(MATERIAL FOR THIS TASK Opens)

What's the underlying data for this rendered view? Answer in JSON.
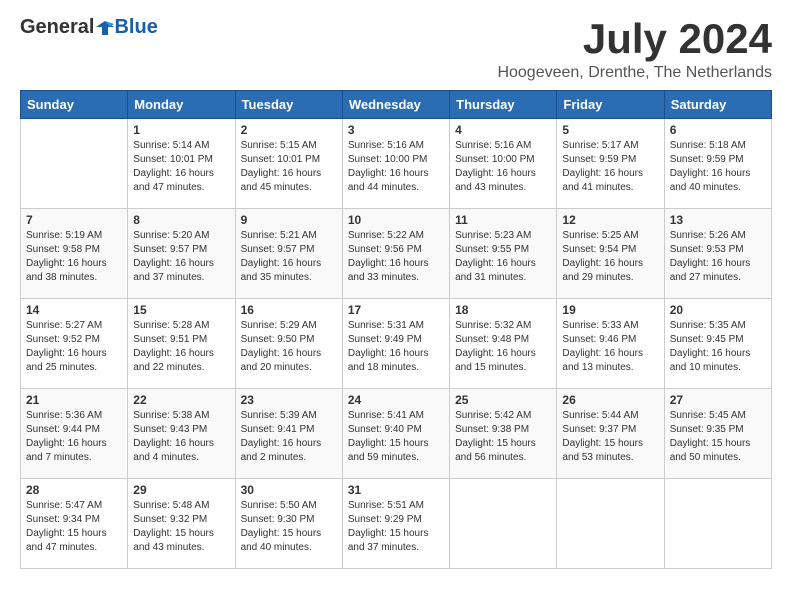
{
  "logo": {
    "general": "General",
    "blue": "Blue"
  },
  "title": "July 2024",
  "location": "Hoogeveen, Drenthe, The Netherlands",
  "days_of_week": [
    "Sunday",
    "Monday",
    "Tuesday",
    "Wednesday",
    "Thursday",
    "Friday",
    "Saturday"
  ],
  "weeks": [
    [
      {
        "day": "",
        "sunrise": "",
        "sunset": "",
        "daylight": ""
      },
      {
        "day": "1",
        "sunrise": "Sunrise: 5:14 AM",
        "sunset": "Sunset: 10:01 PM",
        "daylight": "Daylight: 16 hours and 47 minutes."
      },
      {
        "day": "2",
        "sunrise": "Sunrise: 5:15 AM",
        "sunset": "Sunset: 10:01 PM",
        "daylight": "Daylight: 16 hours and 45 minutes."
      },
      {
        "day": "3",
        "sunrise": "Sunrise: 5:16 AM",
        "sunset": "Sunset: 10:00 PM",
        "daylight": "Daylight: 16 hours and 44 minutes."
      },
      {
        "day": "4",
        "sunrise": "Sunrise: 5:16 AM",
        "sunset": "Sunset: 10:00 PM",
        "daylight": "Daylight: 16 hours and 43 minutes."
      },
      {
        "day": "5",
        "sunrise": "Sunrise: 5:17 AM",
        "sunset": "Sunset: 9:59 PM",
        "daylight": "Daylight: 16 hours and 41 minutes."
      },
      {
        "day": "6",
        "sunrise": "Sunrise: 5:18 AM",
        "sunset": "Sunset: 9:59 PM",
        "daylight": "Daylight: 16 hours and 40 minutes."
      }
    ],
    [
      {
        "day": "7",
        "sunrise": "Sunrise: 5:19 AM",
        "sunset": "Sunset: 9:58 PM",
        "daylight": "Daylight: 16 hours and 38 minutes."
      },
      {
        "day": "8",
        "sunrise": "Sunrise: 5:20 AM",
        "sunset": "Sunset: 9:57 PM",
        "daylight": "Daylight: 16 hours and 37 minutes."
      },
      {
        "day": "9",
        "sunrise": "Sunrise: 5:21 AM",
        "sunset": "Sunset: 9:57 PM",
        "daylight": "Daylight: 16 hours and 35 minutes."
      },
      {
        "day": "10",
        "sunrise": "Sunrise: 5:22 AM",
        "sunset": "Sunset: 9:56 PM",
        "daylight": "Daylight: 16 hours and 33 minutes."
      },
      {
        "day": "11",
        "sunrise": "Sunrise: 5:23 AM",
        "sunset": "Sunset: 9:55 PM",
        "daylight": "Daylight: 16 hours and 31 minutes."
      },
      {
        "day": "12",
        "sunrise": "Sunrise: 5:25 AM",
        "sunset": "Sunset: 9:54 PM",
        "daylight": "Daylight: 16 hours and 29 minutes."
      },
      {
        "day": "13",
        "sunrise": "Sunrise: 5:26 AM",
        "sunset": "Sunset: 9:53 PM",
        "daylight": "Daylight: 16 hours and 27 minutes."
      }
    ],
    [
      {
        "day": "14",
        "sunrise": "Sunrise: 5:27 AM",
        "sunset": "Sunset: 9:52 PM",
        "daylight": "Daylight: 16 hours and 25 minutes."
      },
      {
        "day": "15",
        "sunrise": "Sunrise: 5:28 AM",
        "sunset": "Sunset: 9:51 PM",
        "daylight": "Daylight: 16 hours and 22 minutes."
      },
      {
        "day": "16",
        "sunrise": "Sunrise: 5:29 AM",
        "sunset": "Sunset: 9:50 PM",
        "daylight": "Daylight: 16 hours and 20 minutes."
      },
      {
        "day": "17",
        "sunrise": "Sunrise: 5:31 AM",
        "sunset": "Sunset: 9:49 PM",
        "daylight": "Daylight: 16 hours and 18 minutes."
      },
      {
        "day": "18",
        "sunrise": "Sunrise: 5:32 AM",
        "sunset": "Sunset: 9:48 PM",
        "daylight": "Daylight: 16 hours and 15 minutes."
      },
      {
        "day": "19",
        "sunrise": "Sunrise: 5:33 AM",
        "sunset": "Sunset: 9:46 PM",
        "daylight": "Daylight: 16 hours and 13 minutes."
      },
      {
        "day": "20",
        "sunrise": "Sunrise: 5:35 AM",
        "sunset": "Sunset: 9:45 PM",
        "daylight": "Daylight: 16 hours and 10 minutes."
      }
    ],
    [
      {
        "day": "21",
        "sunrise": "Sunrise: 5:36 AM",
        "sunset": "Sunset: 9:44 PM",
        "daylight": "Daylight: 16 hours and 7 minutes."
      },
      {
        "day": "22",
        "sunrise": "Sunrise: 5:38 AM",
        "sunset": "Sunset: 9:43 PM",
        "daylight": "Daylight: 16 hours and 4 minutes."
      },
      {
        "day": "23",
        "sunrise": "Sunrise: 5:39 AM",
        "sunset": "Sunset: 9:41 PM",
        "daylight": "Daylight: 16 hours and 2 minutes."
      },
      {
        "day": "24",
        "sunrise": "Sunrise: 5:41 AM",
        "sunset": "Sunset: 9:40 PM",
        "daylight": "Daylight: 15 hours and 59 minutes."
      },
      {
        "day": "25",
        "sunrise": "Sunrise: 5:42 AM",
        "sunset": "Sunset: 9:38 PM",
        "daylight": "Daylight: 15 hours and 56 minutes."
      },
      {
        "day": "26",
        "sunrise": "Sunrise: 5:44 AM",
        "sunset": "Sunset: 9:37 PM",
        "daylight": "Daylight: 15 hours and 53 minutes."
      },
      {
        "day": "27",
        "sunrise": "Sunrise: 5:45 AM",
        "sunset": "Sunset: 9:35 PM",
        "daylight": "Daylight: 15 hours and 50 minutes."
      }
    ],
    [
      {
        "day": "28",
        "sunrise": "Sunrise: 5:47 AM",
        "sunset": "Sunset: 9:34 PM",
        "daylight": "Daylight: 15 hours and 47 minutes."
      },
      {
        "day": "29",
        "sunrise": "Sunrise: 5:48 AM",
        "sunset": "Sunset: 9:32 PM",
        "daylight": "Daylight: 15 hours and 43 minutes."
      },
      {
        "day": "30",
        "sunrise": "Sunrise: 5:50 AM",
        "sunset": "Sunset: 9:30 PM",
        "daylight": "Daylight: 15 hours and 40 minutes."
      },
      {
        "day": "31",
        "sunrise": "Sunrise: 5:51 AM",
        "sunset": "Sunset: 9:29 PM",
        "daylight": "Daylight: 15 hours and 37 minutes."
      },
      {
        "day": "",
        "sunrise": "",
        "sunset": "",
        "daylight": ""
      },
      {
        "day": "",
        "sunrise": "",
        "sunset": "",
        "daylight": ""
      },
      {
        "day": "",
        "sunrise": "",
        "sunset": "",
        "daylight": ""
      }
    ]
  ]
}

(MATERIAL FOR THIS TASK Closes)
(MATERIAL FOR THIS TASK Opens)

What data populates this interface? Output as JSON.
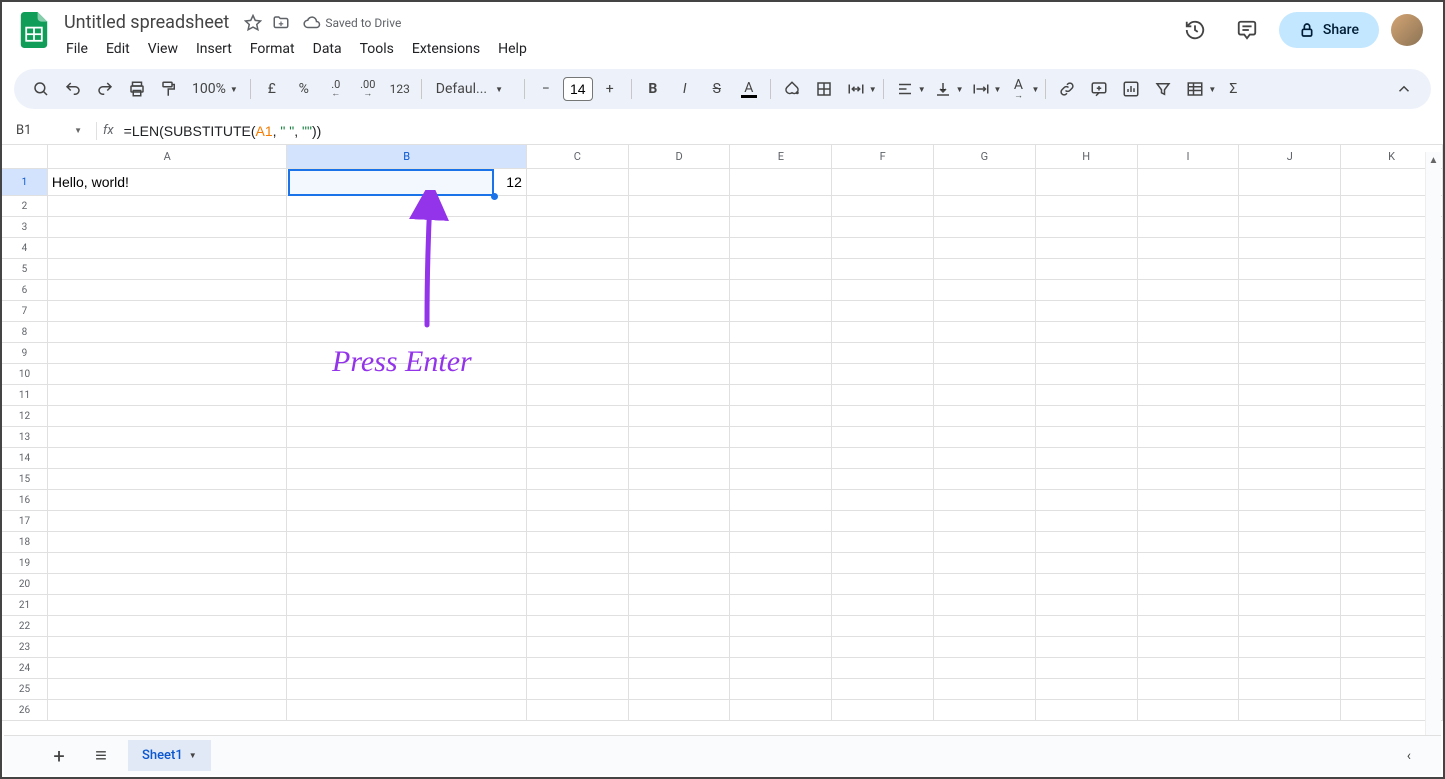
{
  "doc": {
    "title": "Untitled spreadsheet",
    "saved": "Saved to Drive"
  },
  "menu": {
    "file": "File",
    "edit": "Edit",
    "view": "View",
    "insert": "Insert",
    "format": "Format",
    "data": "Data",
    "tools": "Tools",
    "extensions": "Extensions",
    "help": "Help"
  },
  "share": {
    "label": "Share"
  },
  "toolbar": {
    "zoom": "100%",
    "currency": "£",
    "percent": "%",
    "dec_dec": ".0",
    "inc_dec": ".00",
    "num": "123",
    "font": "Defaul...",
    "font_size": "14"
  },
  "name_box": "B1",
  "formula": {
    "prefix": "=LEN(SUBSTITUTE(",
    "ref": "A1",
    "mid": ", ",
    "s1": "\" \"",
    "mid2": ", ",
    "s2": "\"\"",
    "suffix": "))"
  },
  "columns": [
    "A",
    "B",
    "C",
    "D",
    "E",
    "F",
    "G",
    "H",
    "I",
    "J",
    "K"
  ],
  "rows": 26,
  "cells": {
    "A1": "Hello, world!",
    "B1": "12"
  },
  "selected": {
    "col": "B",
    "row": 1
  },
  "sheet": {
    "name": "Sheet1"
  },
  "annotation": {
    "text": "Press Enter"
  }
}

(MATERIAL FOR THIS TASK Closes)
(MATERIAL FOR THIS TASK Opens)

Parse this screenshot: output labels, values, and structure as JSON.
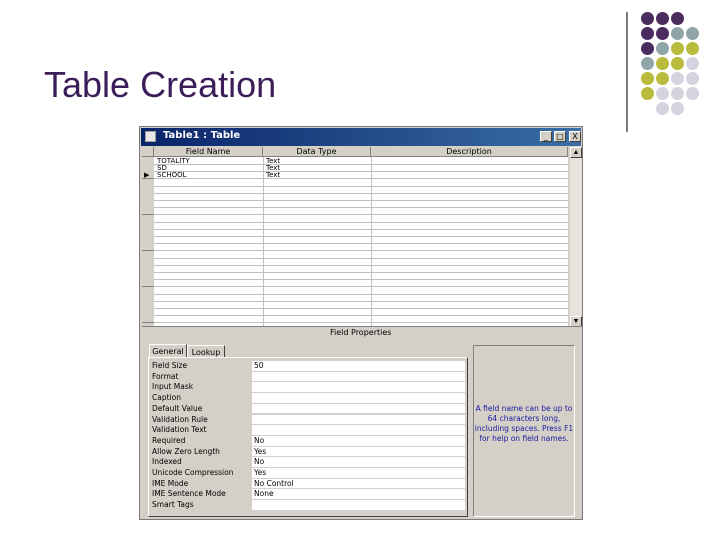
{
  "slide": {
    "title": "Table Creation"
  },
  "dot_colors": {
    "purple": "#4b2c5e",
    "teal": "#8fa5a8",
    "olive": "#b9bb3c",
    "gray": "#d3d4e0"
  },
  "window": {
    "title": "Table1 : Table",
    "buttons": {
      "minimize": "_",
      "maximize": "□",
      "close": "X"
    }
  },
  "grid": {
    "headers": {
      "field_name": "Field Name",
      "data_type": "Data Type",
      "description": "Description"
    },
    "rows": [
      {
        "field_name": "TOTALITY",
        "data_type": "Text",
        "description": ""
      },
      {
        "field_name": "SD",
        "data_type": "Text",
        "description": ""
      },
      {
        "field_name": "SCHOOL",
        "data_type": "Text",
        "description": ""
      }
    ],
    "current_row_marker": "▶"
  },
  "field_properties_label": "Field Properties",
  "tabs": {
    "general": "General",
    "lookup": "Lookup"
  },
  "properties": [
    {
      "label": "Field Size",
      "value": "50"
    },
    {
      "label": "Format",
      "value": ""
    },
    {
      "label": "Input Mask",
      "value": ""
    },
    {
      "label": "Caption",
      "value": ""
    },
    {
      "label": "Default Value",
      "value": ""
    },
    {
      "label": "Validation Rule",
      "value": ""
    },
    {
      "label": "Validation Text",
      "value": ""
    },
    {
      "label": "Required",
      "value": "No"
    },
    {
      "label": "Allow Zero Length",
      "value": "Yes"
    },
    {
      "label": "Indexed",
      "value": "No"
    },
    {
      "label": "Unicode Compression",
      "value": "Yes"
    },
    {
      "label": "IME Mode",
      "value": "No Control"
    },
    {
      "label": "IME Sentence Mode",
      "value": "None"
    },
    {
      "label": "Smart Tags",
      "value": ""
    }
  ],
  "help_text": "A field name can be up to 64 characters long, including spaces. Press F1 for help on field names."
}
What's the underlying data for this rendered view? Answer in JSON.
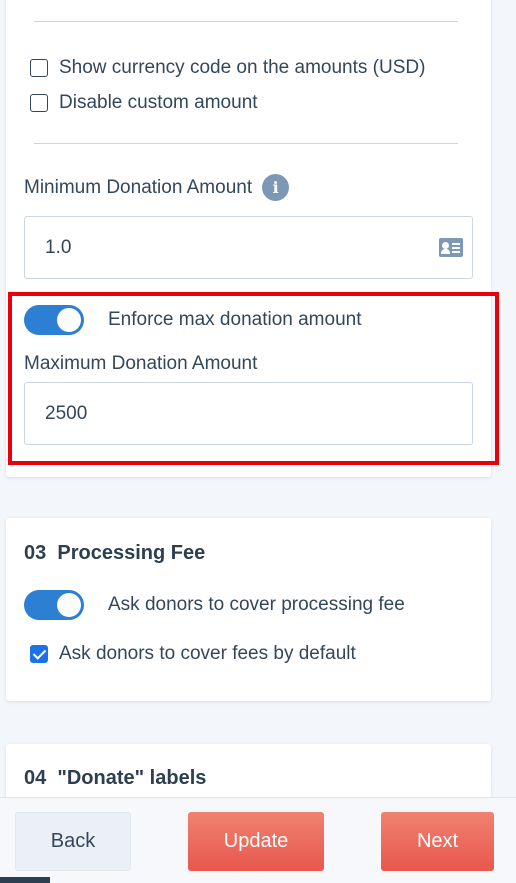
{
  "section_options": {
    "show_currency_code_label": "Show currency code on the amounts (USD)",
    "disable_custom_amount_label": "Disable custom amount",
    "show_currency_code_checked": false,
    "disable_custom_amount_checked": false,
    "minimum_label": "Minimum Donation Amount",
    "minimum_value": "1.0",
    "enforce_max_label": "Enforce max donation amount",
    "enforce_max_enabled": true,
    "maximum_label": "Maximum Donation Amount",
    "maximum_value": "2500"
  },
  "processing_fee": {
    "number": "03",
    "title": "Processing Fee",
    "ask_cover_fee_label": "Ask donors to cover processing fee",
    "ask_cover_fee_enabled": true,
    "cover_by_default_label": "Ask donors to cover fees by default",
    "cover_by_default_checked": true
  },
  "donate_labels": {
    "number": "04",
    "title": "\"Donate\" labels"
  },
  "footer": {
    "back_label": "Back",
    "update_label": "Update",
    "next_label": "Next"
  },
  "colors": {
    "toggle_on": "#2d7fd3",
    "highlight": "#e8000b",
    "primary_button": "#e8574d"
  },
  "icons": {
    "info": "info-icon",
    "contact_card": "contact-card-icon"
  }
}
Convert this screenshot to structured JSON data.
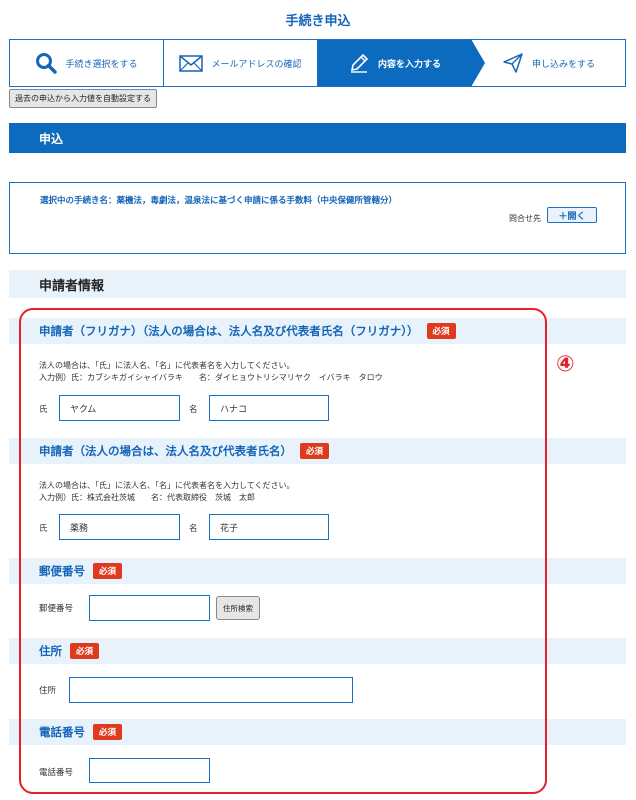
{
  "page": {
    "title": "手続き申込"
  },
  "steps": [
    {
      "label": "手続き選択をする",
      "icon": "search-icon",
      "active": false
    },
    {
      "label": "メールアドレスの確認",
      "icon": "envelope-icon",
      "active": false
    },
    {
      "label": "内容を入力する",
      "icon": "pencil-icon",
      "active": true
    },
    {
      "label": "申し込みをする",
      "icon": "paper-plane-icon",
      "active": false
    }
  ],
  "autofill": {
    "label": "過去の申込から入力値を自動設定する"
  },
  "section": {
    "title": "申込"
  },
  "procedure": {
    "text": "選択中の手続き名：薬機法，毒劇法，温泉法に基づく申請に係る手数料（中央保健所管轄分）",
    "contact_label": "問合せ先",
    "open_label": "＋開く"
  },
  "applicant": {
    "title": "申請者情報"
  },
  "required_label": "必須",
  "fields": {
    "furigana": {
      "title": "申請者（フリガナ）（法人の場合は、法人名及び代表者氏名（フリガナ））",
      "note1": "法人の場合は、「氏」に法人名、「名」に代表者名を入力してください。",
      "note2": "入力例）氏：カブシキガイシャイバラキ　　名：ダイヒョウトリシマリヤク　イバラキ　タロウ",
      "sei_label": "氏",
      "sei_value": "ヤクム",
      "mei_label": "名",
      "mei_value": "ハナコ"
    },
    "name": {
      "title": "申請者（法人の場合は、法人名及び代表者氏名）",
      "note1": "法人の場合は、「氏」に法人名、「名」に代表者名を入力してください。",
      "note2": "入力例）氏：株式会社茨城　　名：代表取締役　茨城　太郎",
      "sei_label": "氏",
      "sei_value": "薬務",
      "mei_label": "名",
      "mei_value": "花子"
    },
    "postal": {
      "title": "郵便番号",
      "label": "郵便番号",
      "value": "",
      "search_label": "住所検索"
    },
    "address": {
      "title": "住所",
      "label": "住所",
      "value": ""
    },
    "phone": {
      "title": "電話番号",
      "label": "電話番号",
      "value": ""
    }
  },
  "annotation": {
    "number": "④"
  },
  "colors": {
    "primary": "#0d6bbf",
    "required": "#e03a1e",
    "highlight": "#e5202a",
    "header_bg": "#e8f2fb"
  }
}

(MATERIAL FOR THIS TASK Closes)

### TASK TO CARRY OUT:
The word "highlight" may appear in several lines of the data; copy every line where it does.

### WRITTEN SOLUTION:
    "highlight": "#e8000b",
    "highlight": "#e5202a",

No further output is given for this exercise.